Rabbi Salomon Carlebach’s seven sons, all distinguished themselves – Chief Rabbi Dr. Joseph Carlebach, Rabbi Dr. David Carlebach, Rabbi Dr. Emanuel Carlebach, Rabbi Dr. Ephraim Carlebach, Rabbi Naftali (Hartwig) Carlebach and Alexander and Simson Carlebach (the latter two were successful bankers).
Rabbi Dr. Salomon Carlebach selected Rabbi Mordechai Gumpel to teach Joseph Carlebach and all his siblings. Reb Gumpel, as he was known, was a cousin of my great-grandfather, Meyer Gumpel-Furst, who was a disciple of Gaon Rav Jacob Ettlinger, chief rabbi of Altona and author of Aruch La-Ner. His scholarship and piety were recognized by Rabbi Dr. Esriel Hildesheimer, and Rav Salomon Carlebach delivered the hesped at his funeral in 1912.

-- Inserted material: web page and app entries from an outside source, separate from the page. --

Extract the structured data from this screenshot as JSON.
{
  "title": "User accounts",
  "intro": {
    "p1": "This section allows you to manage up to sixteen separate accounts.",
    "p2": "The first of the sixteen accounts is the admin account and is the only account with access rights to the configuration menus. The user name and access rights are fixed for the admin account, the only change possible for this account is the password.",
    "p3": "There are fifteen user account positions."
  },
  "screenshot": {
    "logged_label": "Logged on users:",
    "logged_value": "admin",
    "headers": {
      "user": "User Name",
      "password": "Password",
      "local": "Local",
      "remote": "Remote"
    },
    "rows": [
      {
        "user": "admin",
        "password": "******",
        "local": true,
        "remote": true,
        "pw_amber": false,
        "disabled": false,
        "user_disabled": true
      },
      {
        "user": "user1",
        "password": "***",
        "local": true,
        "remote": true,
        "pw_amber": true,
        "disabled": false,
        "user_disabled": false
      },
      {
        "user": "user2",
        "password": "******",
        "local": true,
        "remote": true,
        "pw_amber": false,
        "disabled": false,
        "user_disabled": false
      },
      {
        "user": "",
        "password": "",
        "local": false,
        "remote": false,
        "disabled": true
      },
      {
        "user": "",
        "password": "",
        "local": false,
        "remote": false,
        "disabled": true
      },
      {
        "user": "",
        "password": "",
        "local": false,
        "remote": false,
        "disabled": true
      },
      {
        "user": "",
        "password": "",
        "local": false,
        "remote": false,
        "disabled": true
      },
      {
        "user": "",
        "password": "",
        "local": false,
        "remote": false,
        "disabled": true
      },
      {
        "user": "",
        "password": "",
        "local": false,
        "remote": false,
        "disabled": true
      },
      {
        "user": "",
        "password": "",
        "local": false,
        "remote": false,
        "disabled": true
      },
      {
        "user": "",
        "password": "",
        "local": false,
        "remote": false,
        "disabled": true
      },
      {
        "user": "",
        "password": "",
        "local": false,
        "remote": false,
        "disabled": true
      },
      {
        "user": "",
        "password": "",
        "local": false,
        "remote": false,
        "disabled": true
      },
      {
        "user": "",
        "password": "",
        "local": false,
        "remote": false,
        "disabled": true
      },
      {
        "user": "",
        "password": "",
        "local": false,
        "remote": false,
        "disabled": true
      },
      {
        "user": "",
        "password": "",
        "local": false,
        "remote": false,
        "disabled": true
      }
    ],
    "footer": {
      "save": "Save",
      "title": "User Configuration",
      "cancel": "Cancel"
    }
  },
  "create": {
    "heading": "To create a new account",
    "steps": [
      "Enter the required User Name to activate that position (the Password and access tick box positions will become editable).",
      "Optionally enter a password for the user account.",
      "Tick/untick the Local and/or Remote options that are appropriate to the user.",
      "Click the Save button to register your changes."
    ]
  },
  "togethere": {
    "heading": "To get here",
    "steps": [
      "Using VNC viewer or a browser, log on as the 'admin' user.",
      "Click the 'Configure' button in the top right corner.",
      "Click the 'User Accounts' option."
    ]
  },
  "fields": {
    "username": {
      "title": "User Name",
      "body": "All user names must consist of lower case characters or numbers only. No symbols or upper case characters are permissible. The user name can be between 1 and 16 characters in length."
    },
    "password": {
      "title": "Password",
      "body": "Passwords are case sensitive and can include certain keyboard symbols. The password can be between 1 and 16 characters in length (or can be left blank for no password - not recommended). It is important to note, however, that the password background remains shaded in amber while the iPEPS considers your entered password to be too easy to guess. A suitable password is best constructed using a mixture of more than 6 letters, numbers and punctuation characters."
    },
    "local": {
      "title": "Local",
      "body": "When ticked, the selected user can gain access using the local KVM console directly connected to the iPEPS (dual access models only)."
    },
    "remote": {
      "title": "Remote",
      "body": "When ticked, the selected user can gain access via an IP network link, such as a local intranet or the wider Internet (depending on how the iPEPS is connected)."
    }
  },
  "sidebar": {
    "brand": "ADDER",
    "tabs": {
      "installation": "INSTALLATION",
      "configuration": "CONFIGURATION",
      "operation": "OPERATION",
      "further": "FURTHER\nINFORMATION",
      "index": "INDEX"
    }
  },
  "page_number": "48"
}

The chief rabbi’s nephew, the son of Rabbi Naphtali (Hartwig) Carlebach, became the world-famous Reb Shlomo Carlebach, who was named after his grandfather. That he became a major contemporary figure in composing Jewish music is not at all surprising. As with the entire Carlebach family, he was talented and brilliant. Reb Shlomo’s intellect was developed via studies at Mesivta Torah Vodaath and the Lakewood Yeshiva. His unique interpretation of liturgical and biblically influenced music sprang from his intensive Torah knowledge and scholarship. These compositions continue to inspire Jews around the world.
Had Chief Rabbi Joseph Carlebach survived the Nazis, he would have been a key figure in religious Jewish life in the post-World War II period. He would have been a major unifier of the various elements of Orthodox Judaism had he lived in America and would have contributed immensely to broadening and expanding religious life in Israel had he resided there.
Yehi zichro baruch.